Copy out each line below in which the string "true" appears.

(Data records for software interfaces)
--*--

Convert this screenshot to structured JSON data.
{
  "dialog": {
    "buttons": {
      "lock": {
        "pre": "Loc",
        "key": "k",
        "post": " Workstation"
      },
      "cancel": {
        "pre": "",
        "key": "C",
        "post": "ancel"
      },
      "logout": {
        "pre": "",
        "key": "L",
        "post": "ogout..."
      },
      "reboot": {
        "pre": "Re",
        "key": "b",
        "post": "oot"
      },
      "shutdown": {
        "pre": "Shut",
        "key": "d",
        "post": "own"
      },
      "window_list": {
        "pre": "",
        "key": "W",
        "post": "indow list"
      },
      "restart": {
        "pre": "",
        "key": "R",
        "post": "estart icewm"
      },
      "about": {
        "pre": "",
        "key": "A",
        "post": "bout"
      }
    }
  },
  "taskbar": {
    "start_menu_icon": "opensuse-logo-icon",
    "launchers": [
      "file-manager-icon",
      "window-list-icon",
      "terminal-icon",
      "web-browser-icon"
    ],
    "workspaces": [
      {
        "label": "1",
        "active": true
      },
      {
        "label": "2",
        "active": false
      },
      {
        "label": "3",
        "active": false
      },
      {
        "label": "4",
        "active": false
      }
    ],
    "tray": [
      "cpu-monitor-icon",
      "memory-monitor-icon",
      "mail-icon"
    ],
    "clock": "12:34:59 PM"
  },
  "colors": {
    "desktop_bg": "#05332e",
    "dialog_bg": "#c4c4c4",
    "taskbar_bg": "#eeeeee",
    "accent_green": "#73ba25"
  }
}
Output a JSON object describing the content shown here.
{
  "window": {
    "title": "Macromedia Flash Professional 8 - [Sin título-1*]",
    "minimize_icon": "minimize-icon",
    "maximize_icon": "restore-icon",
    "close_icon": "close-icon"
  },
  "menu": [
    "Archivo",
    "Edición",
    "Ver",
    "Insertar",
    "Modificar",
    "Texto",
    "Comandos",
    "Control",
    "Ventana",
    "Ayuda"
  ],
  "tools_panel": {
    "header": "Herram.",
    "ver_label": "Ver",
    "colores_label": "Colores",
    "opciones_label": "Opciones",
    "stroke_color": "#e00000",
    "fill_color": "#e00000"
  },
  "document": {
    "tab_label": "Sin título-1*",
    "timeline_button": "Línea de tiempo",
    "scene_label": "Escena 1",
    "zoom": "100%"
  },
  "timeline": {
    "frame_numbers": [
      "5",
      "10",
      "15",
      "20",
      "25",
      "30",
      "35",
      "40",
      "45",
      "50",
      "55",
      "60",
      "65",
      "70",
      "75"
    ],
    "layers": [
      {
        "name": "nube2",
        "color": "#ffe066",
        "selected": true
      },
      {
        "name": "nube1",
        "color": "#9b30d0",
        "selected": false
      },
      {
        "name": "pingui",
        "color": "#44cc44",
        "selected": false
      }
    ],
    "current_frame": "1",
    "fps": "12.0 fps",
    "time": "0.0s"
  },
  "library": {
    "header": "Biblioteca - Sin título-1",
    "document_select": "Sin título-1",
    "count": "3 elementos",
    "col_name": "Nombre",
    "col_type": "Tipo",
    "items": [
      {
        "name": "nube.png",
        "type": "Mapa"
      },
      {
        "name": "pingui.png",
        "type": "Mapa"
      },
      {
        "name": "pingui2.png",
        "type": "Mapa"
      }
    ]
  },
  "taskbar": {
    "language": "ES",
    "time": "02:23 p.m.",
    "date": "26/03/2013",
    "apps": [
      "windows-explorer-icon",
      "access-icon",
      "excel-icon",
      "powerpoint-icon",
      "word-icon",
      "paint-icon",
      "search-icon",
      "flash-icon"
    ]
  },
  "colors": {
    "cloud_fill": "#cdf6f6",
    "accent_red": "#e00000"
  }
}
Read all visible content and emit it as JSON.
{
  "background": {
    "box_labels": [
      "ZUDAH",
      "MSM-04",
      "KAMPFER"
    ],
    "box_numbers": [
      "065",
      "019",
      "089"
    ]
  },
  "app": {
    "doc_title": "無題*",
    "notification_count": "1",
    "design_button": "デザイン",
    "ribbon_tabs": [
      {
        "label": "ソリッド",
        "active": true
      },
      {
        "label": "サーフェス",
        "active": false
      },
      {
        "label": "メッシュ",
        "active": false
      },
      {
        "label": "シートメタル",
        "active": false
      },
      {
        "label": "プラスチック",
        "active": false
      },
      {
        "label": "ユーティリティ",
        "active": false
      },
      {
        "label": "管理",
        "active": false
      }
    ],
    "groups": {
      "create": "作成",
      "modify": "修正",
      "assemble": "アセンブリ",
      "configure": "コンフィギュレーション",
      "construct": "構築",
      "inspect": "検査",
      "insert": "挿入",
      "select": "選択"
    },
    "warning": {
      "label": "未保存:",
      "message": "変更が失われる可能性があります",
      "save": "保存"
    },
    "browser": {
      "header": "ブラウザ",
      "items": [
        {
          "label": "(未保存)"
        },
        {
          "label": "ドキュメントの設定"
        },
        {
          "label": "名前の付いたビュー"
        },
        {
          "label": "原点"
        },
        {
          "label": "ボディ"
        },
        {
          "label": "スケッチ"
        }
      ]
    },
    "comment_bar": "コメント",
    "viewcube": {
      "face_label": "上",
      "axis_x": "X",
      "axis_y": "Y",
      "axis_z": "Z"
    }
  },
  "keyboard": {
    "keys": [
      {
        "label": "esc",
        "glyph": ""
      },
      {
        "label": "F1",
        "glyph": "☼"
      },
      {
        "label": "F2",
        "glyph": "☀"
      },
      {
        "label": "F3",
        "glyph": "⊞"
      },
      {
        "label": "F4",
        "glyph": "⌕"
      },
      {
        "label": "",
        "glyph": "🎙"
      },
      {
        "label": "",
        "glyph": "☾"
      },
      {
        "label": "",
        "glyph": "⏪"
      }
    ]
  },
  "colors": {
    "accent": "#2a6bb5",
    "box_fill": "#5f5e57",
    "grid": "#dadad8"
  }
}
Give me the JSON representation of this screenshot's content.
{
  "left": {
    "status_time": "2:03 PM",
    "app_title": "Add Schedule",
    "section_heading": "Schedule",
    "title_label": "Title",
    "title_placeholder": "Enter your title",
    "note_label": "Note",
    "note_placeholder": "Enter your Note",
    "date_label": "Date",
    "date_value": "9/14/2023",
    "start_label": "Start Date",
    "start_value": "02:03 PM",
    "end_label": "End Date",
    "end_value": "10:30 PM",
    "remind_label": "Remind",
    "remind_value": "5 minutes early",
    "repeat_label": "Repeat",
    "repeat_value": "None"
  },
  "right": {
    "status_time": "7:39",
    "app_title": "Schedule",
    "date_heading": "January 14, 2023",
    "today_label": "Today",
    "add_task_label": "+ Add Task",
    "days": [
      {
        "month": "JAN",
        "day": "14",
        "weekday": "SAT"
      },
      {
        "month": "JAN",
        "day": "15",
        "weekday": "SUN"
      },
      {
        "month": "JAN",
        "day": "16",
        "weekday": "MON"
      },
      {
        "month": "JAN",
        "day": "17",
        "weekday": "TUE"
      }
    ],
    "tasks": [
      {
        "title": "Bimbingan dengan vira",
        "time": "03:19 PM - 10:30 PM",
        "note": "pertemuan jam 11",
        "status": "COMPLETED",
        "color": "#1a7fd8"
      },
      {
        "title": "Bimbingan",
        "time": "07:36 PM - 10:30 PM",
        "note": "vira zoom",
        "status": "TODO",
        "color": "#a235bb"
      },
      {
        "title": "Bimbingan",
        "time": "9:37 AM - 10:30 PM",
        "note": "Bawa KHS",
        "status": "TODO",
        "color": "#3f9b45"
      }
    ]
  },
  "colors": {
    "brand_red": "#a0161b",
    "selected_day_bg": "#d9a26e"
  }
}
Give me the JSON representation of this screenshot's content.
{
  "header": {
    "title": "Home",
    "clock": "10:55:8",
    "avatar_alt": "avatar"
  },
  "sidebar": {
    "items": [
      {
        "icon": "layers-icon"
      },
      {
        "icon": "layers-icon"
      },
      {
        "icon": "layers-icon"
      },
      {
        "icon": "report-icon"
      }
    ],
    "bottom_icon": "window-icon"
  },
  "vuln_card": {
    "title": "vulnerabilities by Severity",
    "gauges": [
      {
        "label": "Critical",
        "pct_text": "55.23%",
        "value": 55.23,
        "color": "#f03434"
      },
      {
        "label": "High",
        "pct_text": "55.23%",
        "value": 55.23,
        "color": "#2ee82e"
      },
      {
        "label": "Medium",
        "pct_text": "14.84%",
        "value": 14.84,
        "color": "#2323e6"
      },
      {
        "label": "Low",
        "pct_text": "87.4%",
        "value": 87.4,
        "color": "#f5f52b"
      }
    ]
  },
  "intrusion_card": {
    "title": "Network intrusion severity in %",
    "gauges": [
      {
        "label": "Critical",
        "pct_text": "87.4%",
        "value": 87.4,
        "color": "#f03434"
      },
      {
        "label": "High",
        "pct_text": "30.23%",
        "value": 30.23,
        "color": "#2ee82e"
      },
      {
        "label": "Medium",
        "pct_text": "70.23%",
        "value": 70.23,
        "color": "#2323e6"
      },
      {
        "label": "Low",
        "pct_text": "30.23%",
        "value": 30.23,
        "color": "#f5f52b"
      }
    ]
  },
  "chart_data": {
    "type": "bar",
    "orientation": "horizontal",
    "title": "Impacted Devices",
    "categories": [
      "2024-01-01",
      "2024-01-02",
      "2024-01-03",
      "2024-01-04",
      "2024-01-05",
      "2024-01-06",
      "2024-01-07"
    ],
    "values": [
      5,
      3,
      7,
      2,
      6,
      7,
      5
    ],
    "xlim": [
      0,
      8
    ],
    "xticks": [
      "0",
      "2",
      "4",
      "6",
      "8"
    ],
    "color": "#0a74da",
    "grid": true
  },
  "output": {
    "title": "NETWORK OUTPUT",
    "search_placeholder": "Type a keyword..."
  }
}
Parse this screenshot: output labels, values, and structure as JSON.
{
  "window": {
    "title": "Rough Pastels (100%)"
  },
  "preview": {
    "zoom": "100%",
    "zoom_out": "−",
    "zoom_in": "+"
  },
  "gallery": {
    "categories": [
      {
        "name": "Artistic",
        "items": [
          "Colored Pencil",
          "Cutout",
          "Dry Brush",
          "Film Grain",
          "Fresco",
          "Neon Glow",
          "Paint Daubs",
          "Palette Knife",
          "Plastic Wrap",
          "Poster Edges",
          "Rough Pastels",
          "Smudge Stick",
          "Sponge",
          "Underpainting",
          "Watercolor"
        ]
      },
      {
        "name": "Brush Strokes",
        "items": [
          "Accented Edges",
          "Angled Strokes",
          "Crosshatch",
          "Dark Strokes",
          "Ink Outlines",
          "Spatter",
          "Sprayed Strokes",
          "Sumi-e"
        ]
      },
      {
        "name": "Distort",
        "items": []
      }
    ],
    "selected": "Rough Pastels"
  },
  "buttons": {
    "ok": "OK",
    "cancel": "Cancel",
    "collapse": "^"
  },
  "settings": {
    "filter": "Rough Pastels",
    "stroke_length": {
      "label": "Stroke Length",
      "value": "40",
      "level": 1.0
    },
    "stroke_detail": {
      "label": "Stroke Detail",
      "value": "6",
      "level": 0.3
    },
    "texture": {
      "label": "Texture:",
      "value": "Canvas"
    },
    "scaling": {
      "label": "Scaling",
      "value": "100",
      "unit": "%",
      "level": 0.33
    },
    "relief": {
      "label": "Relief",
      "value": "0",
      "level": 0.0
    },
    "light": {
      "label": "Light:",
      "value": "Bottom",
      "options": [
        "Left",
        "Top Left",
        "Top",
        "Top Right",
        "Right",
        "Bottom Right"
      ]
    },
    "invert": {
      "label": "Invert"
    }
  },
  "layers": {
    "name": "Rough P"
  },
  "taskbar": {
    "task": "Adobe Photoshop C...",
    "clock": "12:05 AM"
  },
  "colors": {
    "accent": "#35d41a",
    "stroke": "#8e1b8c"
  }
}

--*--

SOLUTION
        "active": true
        "selected": true
        "active": true
    "grid": true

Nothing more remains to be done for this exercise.